Start of Task data

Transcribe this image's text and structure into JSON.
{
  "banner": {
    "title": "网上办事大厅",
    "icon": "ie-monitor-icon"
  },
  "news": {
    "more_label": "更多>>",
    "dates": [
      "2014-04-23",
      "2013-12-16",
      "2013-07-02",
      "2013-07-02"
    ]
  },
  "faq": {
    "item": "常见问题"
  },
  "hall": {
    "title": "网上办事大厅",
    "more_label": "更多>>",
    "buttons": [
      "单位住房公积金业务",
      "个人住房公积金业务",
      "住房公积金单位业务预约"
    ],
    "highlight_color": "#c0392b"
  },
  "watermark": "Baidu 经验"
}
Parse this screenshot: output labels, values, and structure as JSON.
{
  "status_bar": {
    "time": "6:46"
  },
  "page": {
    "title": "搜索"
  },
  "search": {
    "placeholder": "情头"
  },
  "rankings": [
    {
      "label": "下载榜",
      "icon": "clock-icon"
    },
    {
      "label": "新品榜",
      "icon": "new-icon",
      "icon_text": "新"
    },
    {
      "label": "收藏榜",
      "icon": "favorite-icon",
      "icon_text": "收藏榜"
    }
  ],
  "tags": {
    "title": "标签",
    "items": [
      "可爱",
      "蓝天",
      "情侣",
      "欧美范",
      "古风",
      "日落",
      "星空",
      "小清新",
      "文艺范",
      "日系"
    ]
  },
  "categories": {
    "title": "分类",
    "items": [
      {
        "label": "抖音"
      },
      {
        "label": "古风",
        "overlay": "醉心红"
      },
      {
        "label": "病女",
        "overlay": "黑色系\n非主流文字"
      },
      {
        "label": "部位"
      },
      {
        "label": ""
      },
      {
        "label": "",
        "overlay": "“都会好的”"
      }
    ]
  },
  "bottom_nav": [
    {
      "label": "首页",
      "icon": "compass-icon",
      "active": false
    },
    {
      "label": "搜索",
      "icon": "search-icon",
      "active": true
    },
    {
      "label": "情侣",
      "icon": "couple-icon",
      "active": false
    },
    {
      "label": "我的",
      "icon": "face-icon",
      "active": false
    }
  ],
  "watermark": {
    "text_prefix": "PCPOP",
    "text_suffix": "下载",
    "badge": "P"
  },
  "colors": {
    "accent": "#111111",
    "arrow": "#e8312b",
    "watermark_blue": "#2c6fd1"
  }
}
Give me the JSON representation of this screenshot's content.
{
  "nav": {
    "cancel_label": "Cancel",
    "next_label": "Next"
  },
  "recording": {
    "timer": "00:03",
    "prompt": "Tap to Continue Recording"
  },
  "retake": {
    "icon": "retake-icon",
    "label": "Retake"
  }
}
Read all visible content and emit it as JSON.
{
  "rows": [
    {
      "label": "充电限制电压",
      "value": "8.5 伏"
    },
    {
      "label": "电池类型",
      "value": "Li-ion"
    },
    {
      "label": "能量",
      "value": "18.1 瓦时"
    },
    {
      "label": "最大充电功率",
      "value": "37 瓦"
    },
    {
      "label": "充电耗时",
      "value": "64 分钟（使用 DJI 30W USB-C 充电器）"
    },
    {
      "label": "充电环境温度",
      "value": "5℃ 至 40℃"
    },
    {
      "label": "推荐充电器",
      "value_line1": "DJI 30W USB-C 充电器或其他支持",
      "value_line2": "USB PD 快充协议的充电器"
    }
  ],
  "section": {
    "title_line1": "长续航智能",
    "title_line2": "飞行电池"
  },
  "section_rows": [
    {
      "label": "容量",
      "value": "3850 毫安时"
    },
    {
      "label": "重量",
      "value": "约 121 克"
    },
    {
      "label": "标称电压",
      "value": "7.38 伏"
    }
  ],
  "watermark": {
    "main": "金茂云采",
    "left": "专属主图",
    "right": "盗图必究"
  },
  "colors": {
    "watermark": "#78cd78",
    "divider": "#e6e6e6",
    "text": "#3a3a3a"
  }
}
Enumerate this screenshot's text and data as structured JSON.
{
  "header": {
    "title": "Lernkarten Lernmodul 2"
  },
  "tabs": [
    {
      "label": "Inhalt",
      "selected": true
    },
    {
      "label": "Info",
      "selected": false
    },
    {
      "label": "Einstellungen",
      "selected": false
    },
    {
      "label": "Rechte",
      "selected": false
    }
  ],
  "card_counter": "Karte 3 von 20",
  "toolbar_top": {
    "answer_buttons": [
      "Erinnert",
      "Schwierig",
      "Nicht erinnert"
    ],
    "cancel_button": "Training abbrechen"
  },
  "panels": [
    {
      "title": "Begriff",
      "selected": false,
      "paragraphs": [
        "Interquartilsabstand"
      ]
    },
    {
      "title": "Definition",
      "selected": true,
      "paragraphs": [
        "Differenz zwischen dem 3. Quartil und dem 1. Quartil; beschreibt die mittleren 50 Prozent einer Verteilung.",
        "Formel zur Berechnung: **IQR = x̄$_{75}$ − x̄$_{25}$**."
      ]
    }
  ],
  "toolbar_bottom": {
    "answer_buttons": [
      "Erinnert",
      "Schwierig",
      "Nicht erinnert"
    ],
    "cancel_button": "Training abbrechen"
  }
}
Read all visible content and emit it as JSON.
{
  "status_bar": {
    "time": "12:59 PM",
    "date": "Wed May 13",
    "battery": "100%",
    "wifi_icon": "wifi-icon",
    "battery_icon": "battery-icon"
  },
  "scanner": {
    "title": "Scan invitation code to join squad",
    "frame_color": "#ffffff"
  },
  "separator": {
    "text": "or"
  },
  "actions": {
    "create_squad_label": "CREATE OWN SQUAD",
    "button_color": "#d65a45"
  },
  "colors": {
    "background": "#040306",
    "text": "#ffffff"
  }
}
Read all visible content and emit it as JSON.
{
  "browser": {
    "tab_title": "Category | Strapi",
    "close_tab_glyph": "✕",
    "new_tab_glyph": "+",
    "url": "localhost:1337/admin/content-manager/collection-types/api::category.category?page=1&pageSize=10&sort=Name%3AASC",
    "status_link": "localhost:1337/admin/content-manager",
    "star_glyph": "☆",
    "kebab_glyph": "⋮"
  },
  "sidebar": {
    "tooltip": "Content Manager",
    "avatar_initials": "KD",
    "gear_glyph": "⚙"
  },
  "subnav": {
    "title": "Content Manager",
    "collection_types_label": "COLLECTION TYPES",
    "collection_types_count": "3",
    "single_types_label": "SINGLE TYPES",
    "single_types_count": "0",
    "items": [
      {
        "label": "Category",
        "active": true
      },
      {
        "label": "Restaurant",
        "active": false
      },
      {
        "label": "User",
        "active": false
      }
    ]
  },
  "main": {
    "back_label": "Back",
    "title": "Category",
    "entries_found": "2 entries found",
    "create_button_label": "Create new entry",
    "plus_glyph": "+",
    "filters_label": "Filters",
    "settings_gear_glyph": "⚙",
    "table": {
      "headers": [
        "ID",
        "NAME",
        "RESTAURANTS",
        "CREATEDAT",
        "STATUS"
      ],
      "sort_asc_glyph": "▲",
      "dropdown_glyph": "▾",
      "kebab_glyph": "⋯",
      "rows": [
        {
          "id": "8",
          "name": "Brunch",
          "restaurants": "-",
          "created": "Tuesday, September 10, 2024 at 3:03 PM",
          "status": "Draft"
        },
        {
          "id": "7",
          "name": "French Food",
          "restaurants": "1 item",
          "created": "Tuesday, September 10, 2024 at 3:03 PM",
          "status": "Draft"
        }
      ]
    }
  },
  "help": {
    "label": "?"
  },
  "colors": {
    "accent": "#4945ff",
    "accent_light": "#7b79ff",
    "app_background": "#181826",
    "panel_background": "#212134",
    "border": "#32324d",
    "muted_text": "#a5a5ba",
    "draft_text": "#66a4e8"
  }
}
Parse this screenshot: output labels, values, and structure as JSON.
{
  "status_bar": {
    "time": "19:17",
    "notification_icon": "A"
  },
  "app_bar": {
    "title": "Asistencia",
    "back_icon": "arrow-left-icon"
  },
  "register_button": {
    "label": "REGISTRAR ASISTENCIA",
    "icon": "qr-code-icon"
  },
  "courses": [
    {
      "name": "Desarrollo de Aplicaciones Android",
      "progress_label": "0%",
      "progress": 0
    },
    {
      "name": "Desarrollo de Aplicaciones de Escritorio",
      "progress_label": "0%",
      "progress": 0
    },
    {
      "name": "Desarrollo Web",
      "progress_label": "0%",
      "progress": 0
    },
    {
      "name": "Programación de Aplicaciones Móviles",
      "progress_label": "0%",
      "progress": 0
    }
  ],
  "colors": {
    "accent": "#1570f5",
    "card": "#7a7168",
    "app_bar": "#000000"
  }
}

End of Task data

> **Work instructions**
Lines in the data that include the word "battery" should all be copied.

> **Response to this task**
    "battery": "100%",
    "battery_icon": "battery-icon"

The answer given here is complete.